Data Driven Planning: Sanity Checks

This is part 4 of our series on Data Driven Planning, previous segments are available in our archives.

Once you complete your planning process, the final step is to sanity check your plan. If you have followed a good process (and used some techniques we covered this week) then you should already have confidence that your plan is realistic, but it helps to check one last time.

Here are some quick ways to check your plan and see if you’ve made some bad assumptions along the way:

  • Revenue per Employee Projections. We’ve covered this metric before (simply divide gross revenue by number of employees), but it is doubly useful to check your plan. If you look at your Revenue per Employee today and what it will be at the end of your plan (if you hit your targets) it should be clear if your goal is realistic. If you plan to double revenue but not hire any more employees, then you should be sure that each employee can be twice as productive. If not, then you might have missed something.
  • Reverse Chronology. There are only 365 days in a year, no matter how hard we try to change it. If your plan requires opening up 4 new locations and opening a new location takes 6 months, you might not be able to open all of them in the time you have. Work your way backwards from the end of the year to make sure that whenever you start executing leaves you enough time to reach the target.
  • Capacity Planning. One of the most common ways we expect to hit aggressive plans is to do more projects at once. While it is great that you can do multiple projects in parallel, over-estimating how much you can do at once is the leading cause of missing goals. Break down your targets by the capacity they require (simultaneous projects) and look at your current capacity. If you are expecting your capacity to increase significantly, you may be overreaching.

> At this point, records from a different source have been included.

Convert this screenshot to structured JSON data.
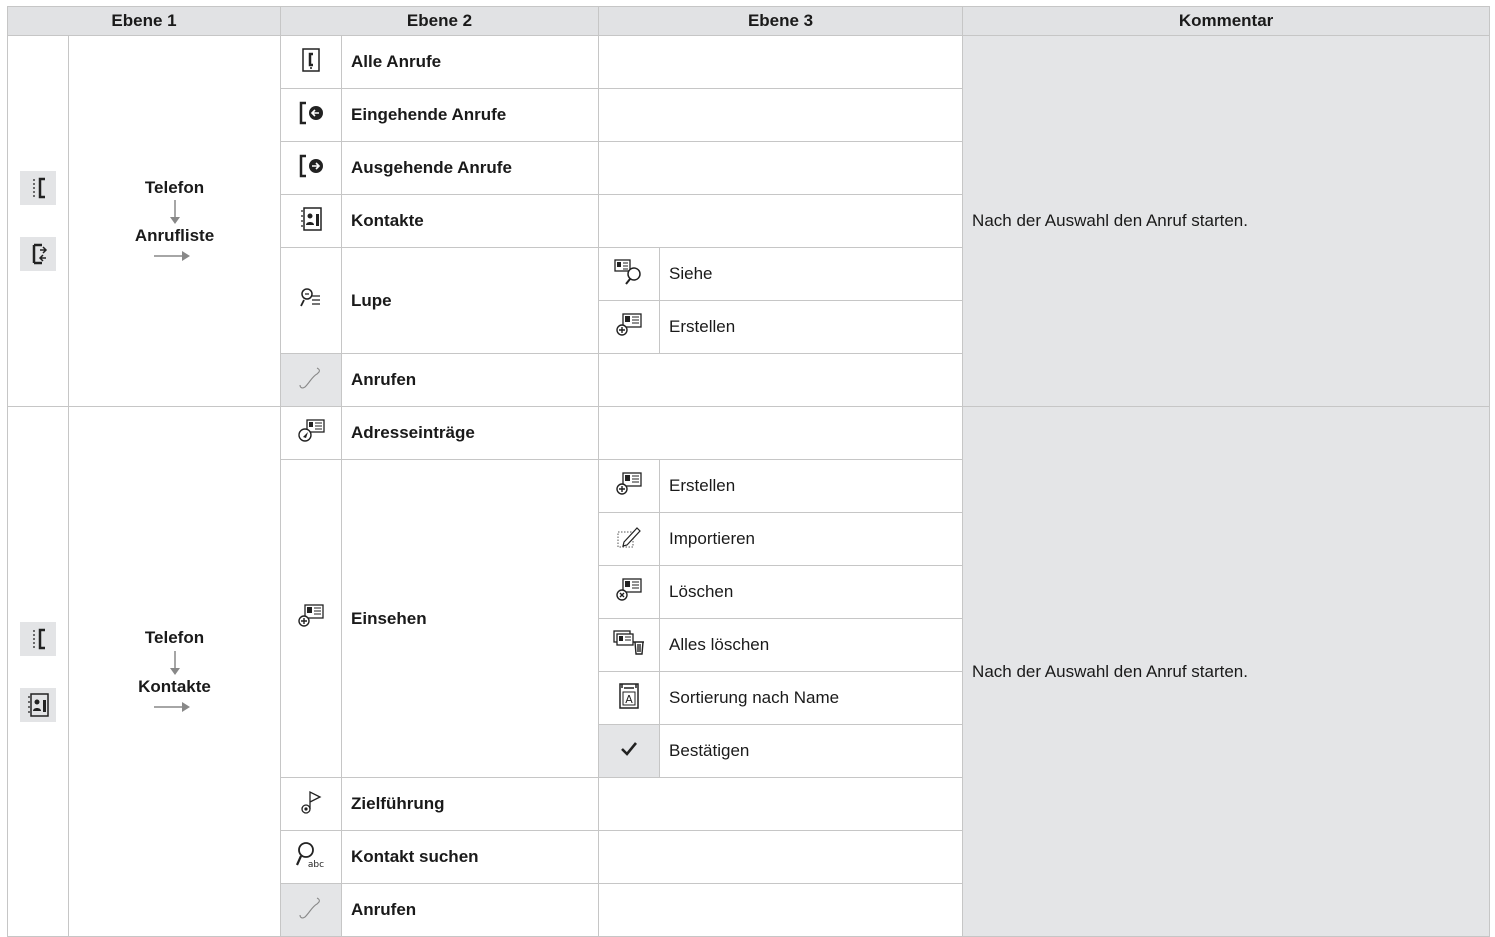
{
  "header": {
    "col_level1": "Ebene 1",
    "col_level2": "Ebene 2",
    "col_level3": "Ebene 3",
    "col_comment": "Kommentar"
  },
  "block1": {
    "path_top": "Telefon",
    "path_bottom": "Anrufliste",
    "level1_icons": [
      "phone-menu-icon",
      "call-log-icon"
    ],
    "comment": "Nach der Auswahl den Anruf starten.",
    "rows": [
      {
        "icon": "call-list-icon",
        "label": "Alle Anrufe"
      },
      {
        "icon": "incoming-calls-icon",
        "label": "Eingehende Anrufe"
      },
      {
        "icon": "outgoing-calls-icon",
        "label": "Ausgehende Anrufe"
      },
      {
        "icon": "contacts-book-icon",
        "label": "Kontakte"
      },
      {
        "icon": "magnifier-list-icon",
        "label": "Lupe",
        "sub": [
          {
            "icon": "view-card-icon",
            "label": "Siehe"
          },
          {
            "icon": "create-card-icon",
            "label": "Erstellen"
          }
        ]
      },
      {
        "icon": "handset-icon",
        "label": "Anrufen"
      }
    ]
  },
  "block2": {
    "path_top": "Telefon",
    "path_bottom": "Kontakte",
    "level1_icons": [
      "phone-menu-icon",
      "contacts-book-icon"
    ],
    "comment": "Nach der Auswahl den Anruf starten.",
    "rows": [
      {
        "icon": "address-entry-icon",
        "label": "Adresseinträge"
      },
      {
        "icon": "view-contact-icon",
        "label": "Einsehen",
        "sub": [
          {
            "icon": "create-card-icon",
            "label": "Erstellen"
          },
          {
            "icon": "import-icon",
            "label": "Importieren"
          },
          {
            "icon": "delete-card-icon",
            "label": "Löschen"
          },
          {
            "icon": "delete-all-icon",
            "label": "Alles löschen"
          },
          {
            "icon": "sort-by-name-icon",
            "label": "Sortierung nach Name"
          },
          {
            "icon": "checkmark-icon",
            "label": "Bestätigen"
          }
        ]
      },
      {
        "icon": "navigation-flag-icon",
        "label": "Zielführung"
      },
      {
        "icon": "search-contact-icon",
        "label": "Kontakt suchen"
      },
      {
        "icon": "handset-icon",
        "label": "Anrufen"
      }
    ]
  }
}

A final, less quantitative check is whether your target is intimidating to your team. In my experience, great targets are intimidating but not depressing as the team feels challenged but not by an impossible goal. That can be hard to quantify but as team motivation is critical to success it’s an important factor to take into account.

Now that you have your plan in hand, tomorrow we’ll review some important things you should do to ensure your planning process improves over time.


Quote of the Day: “I became insane, with long intervals of horrible sanity.” ― Edgar Allan Poe